▶ **Data shown**:
--*--
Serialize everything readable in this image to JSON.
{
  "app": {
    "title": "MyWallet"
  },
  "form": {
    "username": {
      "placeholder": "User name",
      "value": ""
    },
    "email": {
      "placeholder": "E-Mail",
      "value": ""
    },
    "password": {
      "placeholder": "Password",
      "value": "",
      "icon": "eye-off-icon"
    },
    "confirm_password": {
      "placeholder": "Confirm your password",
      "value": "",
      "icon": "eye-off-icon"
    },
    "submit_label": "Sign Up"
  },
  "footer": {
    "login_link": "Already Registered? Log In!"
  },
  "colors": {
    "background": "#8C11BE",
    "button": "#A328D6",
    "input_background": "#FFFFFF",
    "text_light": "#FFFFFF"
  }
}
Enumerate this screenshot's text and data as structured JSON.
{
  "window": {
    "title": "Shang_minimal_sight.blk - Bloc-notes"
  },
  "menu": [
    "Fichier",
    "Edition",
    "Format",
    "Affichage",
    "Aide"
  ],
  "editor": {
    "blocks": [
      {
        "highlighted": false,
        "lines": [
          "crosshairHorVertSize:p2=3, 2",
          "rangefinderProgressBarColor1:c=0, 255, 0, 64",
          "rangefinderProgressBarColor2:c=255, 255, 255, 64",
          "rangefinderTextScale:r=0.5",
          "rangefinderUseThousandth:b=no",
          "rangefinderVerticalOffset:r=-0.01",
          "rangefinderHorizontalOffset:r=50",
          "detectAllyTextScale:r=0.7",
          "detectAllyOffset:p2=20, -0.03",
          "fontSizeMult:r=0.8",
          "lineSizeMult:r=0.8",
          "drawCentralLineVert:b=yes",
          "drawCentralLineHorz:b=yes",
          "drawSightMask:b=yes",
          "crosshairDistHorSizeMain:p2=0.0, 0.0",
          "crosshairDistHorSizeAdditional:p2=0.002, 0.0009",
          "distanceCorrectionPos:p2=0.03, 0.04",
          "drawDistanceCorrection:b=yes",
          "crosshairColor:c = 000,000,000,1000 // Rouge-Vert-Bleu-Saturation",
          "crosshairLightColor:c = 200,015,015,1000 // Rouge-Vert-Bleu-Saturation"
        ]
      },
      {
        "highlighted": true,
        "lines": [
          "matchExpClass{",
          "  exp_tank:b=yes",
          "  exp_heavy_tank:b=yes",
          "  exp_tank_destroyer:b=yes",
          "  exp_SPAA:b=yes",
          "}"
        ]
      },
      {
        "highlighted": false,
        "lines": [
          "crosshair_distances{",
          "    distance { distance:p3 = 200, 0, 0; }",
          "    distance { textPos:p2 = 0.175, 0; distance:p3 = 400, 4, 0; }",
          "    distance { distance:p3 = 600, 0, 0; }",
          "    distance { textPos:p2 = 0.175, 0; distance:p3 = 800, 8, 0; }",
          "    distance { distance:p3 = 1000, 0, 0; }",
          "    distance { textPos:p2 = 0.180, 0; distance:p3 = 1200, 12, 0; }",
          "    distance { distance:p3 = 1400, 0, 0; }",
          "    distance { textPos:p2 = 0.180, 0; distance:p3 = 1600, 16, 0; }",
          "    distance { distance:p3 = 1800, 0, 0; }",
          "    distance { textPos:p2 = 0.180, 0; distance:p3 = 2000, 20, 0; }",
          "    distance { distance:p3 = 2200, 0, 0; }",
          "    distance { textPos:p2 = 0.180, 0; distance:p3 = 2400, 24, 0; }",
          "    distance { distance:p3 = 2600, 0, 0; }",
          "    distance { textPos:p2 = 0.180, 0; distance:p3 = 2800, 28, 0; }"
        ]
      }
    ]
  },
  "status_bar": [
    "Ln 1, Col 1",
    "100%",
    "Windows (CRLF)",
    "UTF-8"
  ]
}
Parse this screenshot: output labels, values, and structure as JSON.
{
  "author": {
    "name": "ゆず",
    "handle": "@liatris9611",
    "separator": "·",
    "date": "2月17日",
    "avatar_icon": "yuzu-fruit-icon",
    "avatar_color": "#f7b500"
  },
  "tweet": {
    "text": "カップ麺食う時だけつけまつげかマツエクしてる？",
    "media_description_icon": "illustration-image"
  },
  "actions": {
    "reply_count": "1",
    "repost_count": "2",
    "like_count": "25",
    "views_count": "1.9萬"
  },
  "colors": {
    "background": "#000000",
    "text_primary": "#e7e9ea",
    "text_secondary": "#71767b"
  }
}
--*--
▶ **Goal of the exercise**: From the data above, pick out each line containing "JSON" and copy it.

▶ **Exercise answer**:
Serialize everything readable in this image to JSON.
Enumerate this screenshot's text and data as structured JSON.
Parse this screenshot: output labels, values, and structure as JSON.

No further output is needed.